PragerU: our ight-wing propaganda cartoons are headed to Texas schools. Texas school officials: absolutely not. Who is right?

Originally published at: PragerU: our ight-wing propaganda cartoons are headed to Texas schools. Texas school officials: absolutely not. Who is right? | Boing Boing


… we should refer to it as PragerIsNotAUniversity


It’s hard to discern the truth when you don’t believe anyone involved.


I assume this is the same series of cartoons that recently made it into Florida’s curriculum, including the one where Columbus explains to modern-day school children that slavery was “No Big Deal” and everyone should stop being so judgmental?


I was approached to design a web campaign by a person who wanted to keep their existing seat on the Texas Schoolbooks committee. I refused the work, after confirming that they were among the narrow-minded, bigoted assholes determined to replace genuine education with prejudice, arrogance, fictional history and plain stupidity. Unfortunately, that group outnumbers the sane and reasonable people on the board - they just weren’t bold enough to act against societal norms back then. I’m afraid to do that kind of research into them now.


I made a bunch of kids social studies videos for a job and stumbled upon PragerU while I was checking out what is out there. It is complete propaganda and IMHO analyzes pretty much everything it covers incorrectly. It’s getting sort of crazy in the US. The other day I had a smart kid tell me all of the great things Hitler did…


I’m not one for slapping kids across their mouthes, but damn would that have tried me.


I’m partial to PropagandaUniversity. But yours is awesome, too.


Surely the US could get around this by implementing a nation-wide school syllabus?

Maybe link accreditation and funding to it?

Oh my. Now that does seem terrifying. Both from the prospect of getting something approved and also from what could go wrong.


Well, he DID kill Hitler. I’m having a tough time coming up with #2.


Heh. Good one.


They might as well use Mr. Peabody and Sherman cartoons.


I don’t think that’s the answer. Not just because of what such a national syllabus would likely look like like under a Republican Presidential administration (shudder), but also because different parts of the country might reasonably want to emphasize different things in their curricula.

For example a well-rounded curriculum in California might spend more time on subjects like water conservation and earthquake safety and the history of the Miwok people, whereas a well-rounded curriculum in Louisiana might spend more time on hurricane safety and the ecology of the Mississippi river and the history of the Choctaw people.


Commissioned the VW with Porsche and developed the autobahn concept which we developed into the interstate system :man_shrugging:

Not real clear on #3, though.


The Autobahn project was begun by the previous government.


In Kansas we had general US history, or world history, but there were also Kansas specific history classes where you learned about (some) of the state history (Oregon Trail, the plains Indians and buffalo, Bleeding Kansas, dust bowl, etc), as well as things like Soil Conservation (I still remember making posters for that)

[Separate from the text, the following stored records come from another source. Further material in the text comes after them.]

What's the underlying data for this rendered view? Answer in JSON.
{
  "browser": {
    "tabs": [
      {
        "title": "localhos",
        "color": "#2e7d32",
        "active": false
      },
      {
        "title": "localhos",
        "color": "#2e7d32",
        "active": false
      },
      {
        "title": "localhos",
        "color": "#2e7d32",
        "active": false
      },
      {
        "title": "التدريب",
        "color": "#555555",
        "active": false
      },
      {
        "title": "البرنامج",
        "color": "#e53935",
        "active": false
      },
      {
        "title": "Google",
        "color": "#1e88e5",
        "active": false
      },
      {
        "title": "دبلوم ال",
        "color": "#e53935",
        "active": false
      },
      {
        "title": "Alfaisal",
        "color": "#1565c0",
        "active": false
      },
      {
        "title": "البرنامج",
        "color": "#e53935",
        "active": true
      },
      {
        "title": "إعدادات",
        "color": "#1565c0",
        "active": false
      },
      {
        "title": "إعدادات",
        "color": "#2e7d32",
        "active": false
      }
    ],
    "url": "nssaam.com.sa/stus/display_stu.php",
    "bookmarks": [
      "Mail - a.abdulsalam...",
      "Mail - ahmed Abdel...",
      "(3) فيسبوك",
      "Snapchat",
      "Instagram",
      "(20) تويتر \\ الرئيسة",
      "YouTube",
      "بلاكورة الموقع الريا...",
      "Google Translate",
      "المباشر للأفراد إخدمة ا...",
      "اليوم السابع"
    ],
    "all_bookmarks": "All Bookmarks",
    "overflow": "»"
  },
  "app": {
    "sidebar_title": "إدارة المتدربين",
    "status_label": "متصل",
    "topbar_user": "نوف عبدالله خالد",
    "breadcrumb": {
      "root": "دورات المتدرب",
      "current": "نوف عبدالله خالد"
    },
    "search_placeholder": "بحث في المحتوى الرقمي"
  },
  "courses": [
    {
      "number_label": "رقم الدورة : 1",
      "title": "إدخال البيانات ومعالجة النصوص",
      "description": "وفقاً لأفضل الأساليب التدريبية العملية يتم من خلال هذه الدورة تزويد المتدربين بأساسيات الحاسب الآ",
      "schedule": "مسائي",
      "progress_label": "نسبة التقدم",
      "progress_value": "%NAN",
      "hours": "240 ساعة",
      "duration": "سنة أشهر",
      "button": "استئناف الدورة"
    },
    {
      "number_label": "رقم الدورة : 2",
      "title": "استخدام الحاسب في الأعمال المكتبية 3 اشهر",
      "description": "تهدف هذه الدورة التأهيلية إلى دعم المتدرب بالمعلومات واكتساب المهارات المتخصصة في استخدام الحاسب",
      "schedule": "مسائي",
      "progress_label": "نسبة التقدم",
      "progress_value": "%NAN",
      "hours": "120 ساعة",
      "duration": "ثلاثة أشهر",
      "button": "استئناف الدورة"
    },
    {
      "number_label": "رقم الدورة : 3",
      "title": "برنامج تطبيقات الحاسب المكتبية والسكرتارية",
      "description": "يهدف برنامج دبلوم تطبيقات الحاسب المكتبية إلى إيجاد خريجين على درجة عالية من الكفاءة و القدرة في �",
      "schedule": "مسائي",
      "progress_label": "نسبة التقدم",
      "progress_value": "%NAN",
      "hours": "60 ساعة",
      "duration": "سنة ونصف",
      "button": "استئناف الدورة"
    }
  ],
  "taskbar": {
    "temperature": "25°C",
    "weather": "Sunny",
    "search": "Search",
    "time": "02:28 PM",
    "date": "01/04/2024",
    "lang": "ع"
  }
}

I don’t think having a national curriculum or even national standards, per se, will ever fly in the US. BUT Common Core is a state lead initiative to have at least a common level of standards for schools in all states to adhere to. This hopefully creates a more level educational field, because right now, your education is going to vary from state to state. I know someone who transferred from one state to another in the 90s, and got held back a grade because their standards were just so far off.

Of course, people are against it because it came in during the Obama administration and thought that it was federal meddling in schools, but all they did was provide some grant money. I was home schooling at the time and looked into exactly what Common Core was and read some of the standards. It didn’t even say HOW to teach a subject, just that kids needed to be able to do XYZ.

No one who was against Common Core could actually form an argument against it using what it actually did. They argued against what they thought it was.


Peabody and Sherman would be a hell of a lot better than this shit. They had some grounding in reality. A warped sort of reality, but closer that shit.


I always hear it in my mind as a snappy comeback. “Oh, yeah? Well, PragerU!”


In upstate NY, we had state history too, but the schools were so underfunded that book had the sentence “Some day man will reach the moon”. I may be an old fart, but I’m not that old. The moon landing was well over a decade in the past at that point.